» EXERCISE DESCRIPTION:
Filter the lines below, copying only those with the string "Delay".

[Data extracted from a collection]
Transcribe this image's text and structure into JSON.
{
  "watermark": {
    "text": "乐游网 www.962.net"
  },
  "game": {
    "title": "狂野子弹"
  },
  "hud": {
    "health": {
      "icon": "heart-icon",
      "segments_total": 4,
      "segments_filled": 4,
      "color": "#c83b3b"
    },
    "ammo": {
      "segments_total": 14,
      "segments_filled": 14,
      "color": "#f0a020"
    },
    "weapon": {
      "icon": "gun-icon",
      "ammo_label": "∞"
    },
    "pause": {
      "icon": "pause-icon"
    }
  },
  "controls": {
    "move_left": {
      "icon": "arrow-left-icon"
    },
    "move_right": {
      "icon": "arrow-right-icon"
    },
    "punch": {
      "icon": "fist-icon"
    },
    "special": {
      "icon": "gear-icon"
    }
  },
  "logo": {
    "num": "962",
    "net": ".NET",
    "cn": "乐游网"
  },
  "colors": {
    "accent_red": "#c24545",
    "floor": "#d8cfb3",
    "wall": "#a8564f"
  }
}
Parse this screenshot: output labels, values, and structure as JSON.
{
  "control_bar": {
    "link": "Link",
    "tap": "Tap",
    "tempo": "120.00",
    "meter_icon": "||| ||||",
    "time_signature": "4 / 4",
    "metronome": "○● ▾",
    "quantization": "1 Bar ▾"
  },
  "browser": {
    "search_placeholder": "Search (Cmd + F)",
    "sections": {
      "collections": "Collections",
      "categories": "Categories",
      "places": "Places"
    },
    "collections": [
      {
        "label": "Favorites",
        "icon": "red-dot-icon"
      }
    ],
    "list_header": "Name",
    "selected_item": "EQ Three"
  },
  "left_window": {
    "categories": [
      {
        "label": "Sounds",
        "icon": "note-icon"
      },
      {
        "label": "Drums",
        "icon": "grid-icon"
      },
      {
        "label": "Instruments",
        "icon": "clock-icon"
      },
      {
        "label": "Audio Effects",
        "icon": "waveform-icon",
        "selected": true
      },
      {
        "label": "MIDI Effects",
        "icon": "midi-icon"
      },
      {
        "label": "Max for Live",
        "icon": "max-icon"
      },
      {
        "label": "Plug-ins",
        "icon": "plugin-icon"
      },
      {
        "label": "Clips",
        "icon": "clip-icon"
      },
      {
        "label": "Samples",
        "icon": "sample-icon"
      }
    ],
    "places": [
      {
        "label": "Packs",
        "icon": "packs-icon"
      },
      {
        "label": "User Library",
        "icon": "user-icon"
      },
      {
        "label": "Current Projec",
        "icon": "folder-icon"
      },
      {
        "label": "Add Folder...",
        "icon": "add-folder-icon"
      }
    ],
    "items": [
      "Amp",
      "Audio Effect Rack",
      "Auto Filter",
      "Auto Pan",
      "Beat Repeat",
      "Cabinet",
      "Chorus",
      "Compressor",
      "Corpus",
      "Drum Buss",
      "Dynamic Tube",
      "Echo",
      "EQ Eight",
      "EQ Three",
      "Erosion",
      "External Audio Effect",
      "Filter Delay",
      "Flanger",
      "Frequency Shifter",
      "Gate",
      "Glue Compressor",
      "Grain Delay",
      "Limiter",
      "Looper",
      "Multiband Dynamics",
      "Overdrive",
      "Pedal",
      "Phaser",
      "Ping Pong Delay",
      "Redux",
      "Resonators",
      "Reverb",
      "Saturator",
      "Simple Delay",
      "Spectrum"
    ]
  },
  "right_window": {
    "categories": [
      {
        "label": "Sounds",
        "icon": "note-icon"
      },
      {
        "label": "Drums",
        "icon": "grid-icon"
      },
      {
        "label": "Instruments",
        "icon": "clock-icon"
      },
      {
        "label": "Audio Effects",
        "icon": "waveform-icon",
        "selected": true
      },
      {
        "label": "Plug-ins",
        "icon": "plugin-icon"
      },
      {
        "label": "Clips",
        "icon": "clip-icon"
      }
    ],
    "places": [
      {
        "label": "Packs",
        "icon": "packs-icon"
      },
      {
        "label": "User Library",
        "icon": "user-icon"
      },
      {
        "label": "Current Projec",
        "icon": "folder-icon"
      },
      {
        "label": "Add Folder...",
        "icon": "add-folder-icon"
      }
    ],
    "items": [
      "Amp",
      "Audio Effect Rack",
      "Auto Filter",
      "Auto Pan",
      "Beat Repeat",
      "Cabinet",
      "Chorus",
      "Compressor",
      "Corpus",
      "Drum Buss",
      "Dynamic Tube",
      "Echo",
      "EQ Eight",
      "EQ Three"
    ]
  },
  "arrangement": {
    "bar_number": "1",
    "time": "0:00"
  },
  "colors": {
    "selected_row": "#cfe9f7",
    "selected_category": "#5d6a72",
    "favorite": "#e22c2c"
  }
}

» RESPONSE TO THIS TASK:
      "Filter Delay",
      "Grain Delay",
      "Ping Pong Delay",
      "Simple Delay",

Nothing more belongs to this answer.